# Re: Confused Students

From: Sebastian Fischer <sebf_at_informatik.uni-kiel.de>
Date: Thu, 21 Jun 2007 12:15:24 +0200

Dear Sergio,

thanks for your reply. It reminds me to use articulate statements in
order to not being misunderstood.

> In term rewriting, there are no variables in a term being
> rewritten. A variable would be treated as an irreducible constant
> or a nullary constructor. In term rewriting there are variables
> in rewrite rules. Replacing these variables would change the
> rewrite system.

I referred to variables in rewrite rules. But with 'replacing
variables' I didn't mean to change the rewrite system. When a rule of
a term rewrite system is applied, the variables in the right-hand
side of this rule are replaced by other terms. I think the source of
confusion is that my examples uses variables that are arguments of
functions while yours uses variables that are defined in a local
declaration. Before I comment on your formalization and graph
rewriting, let me point out differences between local and top-level
declarations in Curry:

Wolfgang wrote:

> Would you accept the following reformulation?
>
> | If "u = x?y" is a (desugared) program rule
> | (as opposed to a (derived) semantic equation),
> | then t[v \ u] = t[v \ (x?y)] holds as a semantic equation,
> | otherwise the substitution rule holds only for values,
> | or for expressions having the same SINGLE values.
>
> It tries to make explicit how program rules,
> which are used as rewriting rules,
> connect the two worlds....

Here, "program rules" should mean "rules on top-level" because as you
can see from the examples introduced by Sergio, local declarations
behave differently. For example the following two Curry programs have
different semantics:

program 1:

pair = (x,x)
x = True ? False

program 2:

pair = (x,x)
where
x = True ? False

I consider this counter intuitive.

Now back to the formalization of distributivity:

> Let R be a term (or graph) rewriting system or a Curry program.
> We say that the distributive property holds for R iff
> for every unary symbol f, terms x and y, value v, and context C[],
>
> C[f (x?y)] -*-> v iff C[f x ? f y] -*-> v.
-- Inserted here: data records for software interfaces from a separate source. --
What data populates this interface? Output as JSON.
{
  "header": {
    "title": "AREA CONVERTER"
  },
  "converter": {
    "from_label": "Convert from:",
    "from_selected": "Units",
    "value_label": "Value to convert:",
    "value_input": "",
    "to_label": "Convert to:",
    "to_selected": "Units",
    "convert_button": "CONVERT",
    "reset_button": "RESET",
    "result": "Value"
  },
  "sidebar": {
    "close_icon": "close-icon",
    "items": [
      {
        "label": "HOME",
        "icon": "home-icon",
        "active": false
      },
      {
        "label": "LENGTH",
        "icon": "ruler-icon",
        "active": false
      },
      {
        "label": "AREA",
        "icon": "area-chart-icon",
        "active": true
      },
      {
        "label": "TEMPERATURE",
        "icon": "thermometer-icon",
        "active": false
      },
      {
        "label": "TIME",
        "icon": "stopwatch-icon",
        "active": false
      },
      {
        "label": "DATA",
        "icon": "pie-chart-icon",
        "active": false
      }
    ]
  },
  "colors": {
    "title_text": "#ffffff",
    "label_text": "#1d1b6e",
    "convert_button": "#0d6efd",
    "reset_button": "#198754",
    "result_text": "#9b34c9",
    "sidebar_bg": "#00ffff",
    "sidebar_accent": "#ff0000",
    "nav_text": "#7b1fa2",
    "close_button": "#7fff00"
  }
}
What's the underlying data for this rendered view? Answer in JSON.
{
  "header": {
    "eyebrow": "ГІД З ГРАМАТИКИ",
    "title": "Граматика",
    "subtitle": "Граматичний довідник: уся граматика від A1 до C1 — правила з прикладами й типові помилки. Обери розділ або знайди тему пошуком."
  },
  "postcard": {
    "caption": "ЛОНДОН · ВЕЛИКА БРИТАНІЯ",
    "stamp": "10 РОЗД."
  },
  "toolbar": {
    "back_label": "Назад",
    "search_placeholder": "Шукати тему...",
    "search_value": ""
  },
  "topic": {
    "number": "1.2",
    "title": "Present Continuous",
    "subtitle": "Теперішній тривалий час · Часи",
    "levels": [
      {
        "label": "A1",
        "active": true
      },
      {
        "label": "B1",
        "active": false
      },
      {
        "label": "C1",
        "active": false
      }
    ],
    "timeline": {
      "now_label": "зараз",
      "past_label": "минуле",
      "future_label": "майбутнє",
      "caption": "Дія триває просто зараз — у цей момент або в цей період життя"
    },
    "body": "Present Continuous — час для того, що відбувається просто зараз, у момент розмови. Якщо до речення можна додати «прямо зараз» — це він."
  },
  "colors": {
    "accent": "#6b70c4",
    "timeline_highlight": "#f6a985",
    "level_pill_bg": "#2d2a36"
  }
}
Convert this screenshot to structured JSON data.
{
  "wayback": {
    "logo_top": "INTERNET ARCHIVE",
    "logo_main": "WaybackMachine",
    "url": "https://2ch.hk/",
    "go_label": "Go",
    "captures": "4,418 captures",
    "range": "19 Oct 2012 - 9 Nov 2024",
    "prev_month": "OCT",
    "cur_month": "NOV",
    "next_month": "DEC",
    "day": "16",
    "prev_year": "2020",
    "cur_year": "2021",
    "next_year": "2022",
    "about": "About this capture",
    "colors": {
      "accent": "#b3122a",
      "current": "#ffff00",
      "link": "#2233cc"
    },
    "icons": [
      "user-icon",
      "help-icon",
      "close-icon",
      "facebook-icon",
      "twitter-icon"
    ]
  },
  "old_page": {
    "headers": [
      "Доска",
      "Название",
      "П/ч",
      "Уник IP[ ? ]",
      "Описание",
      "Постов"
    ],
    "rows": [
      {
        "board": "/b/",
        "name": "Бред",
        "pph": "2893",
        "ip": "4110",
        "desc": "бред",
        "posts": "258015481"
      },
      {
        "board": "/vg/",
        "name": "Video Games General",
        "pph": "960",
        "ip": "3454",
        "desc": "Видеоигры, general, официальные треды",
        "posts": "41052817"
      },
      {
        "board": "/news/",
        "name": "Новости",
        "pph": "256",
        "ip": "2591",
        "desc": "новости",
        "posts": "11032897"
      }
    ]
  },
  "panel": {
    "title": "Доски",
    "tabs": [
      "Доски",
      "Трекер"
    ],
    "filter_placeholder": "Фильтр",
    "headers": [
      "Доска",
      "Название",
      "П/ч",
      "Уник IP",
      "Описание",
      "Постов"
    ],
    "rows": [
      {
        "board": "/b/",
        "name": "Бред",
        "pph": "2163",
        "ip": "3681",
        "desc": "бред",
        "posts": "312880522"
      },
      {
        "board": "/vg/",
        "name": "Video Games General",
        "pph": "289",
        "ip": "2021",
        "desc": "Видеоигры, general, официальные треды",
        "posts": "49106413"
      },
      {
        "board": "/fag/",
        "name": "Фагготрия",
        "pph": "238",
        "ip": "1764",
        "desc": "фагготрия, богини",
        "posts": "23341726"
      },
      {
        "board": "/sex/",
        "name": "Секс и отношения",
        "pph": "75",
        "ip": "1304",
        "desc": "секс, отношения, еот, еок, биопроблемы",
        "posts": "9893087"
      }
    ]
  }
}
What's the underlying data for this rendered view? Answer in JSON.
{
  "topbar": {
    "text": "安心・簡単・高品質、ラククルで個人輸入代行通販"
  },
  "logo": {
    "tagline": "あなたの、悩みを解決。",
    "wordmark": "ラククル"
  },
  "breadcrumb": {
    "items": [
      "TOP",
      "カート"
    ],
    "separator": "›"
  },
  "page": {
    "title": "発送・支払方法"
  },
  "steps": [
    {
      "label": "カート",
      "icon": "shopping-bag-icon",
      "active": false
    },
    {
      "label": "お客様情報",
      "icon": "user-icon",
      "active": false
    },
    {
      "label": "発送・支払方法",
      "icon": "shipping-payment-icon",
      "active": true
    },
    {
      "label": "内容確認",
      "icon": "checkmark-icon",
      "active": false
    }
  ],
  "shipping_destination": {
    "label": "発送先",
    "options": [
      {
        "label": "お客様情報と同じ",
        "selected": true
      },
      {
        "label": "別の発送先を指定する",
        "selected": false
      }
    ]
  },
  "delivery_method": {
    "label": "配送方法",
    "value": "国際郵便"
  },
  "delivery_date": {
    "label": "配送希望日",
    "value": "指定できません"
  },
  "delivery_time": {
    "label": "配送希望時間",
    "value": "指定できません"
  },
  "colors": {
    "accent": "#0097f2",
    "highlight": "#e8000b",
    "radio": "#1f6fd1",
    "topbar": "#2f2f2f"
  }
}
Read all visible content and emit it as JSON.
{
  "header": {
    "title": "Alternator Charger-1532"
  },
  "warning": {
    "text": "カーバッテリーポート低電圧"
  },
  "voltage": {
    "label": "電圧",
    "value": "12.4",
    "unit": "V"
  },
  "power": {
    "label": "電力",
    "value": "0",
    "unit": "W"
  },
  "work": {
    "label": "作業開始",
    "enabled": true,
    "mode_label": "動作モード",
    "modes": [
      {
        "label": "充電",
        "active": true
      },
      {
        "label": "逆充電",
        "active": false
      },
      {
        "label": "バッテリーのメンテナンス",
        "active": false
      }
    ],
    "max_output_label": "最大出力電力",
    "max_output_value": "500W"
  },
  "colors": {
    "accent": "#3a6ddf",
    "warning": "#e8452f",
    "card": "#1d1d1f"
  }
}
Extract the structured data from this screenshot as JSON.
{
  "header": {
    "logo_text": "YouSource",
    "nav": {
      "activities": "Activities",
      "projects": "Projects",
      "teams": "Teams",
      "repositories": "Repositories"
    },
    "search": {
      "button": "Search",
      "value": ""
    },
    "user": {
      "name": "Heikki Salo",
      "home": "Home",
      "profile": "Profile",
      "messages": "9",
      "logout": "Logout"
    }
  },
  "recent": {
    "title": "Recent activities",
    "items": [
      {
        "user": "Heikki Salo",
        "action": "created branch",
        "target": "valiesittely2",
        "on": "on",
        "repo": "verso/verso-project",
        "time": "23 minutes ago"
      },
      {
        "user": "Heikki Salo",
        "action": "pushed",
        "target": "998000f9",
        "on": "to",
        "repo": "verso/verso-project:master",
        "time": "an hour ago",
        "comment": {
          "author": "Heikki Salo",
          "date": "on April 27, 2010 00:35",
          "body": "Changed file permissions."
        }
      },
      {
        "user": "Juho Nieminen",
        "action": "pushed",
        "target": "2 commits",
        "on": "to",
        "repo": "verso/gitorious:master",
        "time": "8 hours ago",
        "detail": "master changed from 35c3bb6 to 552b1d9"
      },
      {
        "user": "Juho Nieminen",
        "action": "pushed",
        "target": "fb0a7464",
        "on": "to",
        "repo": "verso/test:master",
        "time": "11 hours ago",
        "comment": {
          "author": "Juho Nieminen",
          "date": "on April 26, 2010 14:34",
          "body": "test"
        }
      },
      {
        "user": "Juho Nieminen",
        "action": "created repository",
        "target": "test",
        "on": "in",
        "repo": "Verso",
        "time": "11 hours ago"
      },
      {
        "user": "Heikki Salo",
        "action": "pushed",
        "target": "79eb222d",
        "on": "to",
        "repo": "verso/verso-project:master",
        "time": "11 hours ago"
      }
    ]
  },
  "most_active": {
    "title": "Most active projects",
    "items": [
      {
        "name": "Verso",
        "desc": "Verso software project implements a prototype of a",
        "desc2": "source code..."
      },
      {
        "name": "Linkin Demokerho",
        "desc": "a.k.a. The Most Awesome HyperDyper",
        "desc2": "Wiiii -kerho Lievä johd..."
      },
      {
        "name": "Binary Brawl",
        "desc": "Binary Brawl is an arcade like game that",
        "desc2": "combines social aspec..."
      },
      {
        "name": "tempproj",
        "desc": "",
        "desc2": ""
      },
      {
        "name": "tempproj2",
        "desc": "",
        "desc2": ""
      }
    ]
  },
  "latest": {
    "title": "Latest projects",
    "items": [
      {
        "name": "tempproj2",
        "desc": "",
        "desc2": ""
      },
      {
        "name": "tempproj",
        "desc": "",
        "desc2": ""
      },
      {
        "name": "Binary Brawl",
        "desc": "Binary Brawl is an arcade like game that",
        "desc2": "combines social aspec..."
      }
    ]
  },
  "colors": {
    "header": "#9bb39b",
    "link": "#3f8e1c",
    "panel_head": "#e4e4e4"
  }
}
At first, I considered this a good formalization, but now I noticed
that it holds neither in term rewriting nor in graph rewriting (but
in some sense in Curry).

> With my proposed definition, the distributive property does not
> hold for Curry programs and graph rewriting. I would conjecture
> that it holds for every term rewriting system.

Here is a counter example:

pair x = (x,x)

Now, we have

pair (True?False) -> (True?False,True?False) -> (True,True?False) ->
(True,False)

in other words: pair (True?False) -*-> (True,False), i.e., the left
part of the equivalence holds for

f = pair, x = True, y = False, v = (True,False) and an empty context C

The corresponding right part of the equivalence is

pair True ? pair False -*-> (True,False)

which is wrong. As a conclusion, distributivity as you defined it
does not hold for term rewriting.

For completeness, lets observe that your example is indeed a counter
example for the distributive law in graph rewriting. Here, we choose
f as the first 'not', x as True and y as False and the context C as
the surrounding expression:

(not z, not z) where z = True ? False

The only values of this expression are (True,True) and (False,False).
The right part of the equivalence is now:

(not True, not z) ? (not False, not z) where z = True ? False

which has more results. If we link both non-deterministic choices and
restrict them to choose the same alternative in every computation,
then the law holds. This observation is familiar to those who are
aware of a new natural semantics for Curry which is unfortunately not
yet published.

In the context of Curry, your equivalence is not applicable to

(not z, not z) where z = True ? False

as there is no function application of the form f (x?y) in this
expression. This textual understanding of the rule ensures that the
argument of f cannot be shared somewhere else in the context C.
However, there is no Curry semantics (besides graph rewriting) that
allows such expressions -- usually only normalized expressions are
allowed.

If we agree that

f z where z = (x?y)

is not a Curry expression of the form 'f (x?y)', then the
distributive property as you defined it holds for Curry programs.

I tried to reformulate the property such that it holds for graph
rewriting too but did not get to an elegant definition yet.

I'd like to see a definition that is satisfied or Curry and graph
rewriting but not for term rewriting because I think the distributive
law characterizes call-time choice semantics. Curry and graph
rewriting have call-time choice semantics while term rewriting has not.